● What you will do:
Nothing but a number should be returned: the count of lines in the records that contain "CONTOSO".

● Materials provided:
____________

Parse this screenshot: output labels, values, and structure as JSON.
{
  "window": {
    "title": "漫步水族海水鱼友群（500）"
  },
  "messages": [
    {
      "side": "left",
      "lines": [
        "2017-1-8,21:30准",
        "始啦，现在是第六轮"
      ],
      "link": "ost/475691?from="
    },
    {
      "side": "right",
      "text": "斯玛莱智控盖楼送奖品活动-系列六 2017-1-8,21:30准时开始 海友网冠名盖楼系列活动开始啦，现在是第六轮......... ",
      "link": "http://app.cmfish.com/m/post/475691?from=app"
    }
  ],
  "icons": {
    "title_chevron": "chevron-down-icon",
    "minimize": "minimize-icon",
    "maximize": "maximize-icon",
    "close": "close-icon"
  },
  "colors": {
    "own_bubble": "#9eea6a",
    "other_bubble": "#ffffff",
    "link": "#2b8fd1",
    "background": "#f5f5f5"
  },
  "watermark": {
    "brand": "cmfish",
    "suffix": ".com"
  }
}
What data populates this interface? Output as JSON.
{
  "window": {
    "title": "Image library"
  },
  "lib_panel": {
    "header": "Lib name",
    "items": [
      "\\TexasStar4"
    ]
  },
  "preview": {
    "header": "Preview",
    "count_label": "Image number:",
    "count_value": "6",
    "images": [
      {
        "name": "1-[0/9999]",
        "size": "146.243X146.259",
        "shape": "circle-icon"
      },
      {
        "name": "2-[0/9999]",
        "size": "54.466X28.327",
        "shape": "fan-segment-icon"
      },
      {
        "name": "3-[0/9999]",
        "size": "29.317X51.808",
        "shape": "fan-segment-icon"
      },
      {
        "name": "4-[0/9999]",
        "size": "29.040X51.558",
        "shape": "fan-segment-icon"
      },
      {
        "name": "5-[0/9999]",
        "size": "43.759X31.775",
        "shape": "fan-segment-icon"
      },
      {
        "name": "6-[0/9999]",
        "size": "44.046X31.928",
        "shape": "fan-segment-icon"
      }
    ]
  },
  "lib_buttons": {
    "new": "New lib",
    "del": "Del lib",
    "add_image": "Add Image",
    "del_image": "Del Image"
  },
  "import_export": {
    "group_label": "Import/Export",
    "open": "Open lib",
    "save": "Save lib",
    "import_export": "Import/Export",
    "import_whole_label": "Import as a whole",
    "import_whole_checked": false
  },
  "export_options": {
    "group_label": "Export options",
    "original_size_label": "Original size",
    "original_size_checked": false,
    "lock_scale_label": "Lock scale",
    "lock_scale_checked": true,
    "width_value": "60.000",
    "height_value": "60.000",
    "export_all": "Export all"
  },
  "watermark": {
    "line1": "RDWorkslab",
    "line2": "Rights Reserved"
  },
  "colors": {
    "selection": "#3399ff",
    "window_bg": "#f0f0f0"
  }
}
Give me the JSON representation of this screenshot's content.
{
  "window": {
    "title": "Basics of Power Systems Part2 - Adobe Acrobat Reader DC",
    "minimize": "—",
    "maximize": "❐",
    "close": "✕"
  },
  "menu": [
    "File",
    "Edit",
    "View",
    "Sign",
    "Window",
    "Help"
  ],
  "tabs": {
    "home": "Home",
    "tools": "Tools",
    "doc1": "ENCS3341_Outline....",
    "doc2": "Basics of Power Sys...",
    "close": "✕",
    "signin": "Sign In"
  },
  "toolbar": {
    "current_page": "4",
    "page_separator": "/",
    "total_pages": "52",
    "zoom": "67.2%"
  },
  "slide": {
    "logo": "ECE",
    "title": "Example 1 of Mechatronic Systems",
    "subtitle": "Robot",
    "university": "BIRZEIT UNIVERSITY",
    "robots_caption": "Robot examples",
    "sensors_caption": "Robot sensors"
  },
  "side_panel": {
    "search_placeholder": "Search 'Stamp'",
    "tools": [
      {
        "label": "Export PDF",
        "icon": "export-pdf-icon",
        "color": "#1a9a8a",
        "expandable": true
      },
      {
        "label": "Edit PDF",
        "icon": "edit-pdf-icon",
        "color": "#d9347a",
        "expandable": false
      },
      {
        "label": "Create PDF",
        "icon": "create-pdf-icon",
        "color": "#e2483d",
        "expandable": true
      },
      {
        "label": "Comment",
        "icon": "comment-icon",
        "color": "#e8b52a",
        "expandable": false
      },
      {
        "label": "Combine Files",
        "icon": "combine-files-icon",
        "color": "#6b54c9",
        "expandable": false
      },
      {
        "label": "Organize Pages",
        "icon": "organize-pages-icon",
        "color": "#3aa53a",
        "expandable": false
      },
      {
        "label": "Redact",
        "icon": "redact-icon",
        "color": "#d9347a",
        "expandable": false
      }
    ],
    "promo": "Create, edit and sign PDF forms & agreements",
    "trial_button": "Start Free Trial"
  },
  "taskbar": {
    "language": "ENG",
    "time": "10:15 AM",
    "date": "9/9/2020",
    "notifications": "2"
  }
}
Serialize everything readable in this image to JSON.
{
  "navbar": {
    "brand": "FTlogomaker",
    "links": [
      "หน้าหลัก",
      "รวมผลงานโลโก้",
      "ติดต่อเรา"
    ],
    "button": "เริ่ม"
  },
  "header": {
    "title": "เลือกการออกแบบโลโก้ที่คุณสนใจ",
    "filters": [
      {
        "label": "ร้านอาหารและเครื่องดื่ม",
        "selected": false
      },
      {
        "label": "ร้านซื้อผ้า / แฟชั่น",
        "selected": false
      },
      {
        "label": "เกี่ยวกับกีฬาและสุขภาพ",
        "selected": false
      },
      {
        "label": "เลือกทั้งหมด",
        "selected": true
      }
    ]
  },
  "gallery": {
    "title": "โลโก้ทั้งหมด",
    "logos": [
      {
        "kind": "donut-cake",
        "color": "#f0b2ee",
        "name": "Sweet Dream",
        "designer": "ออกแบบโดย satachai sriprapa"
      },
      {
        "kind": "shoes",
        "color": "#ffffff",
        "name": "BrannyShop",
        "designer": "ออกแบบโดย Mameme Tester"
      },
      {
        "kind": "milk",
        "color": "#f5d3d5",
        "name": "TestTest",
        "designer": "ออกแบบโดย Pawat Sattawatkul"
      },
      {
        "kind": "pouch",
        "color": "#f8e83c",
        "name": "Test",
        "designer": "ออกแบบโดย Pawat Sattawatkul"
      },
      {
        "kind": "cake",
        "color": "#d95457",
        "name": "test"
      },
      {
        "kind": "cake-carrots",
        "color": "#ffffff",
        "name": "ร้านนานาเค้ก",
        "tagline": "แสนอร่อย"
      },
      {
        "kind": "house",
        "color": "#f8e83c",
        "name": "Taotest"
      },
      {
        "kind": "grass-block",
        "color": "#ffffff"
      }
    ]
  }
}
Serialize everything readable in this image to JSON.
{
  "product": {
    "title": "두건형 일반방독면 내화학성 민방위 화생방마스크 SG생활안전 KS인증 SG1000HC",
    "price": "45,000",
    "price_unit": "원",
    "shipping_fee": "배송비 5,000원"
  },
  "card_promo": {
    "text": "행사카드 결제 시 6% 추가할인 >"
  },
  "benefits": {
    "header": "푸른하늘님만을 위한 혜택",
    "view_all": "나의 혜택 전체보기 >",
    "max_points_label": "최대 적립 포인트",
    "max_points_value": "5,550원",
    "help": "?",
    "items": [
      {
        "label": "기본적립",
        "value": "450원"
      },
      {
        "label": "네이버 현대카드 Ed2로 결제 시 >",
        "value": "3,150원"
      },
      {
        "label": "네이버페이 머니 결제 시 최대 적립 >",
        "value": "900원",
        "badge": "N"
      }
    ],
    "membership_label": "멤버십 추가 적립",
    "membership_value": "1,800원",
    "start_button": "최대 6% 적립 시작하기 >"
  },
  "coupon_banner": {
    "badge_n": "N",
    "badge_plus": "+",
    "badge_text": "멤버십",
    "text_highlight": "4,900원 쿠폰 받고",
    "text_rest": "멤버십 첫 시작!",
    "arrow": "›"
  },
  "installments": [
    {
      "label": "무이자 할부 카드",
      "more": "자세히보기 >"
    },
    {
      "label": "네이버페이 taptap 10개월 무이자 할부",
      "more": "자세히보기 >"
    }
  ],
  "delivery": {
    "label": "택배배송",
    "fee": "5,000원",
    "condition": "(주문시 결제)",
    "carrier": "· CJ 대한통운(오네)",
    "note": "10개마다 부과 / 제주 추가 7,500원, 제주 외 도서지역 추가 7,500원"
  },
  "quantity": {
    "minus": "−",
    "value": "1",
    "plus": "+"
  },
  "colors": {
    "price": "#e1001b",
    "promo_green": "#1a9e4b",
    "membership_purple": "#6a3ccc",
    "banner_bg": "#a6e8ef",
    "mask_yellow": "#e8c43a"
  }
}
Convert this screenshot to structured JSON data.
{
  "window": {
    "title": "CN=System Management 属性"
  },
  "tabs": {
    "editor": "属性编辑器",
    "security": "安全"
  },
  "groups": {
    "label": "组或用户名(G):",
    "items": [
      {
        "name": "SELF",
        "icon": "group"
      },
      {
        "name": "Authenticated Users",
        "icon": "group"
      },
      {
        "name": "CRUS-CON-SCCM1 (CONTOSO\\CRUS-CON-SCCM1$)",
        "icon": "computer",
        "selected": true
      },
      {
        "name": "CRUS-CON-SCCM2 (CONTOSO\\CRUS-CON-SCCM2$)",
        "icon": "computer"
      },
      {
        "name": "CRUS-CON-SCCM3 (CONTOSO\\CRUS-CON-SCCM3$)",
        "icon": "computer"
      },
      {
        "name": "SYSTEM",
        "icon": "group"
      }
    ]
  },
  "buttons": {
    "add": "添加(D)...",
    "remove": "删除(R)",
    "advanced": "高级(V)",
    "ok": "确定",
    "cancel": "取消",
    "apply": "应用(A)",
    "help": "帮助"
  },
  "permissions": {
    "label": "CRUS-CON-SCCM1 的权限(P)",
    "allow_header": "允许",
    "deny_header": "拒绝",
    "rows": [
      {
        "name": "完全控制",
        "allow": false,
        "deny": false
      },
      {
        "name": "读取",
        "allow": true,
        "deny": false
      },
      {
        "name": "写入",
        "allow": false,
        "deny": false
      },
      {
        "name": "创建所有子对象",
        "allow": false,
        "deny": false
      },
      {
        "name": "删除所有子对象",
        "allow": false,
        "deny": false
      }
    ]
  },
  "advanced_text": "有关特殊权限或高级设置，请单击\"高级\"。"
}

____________

● Task result:
3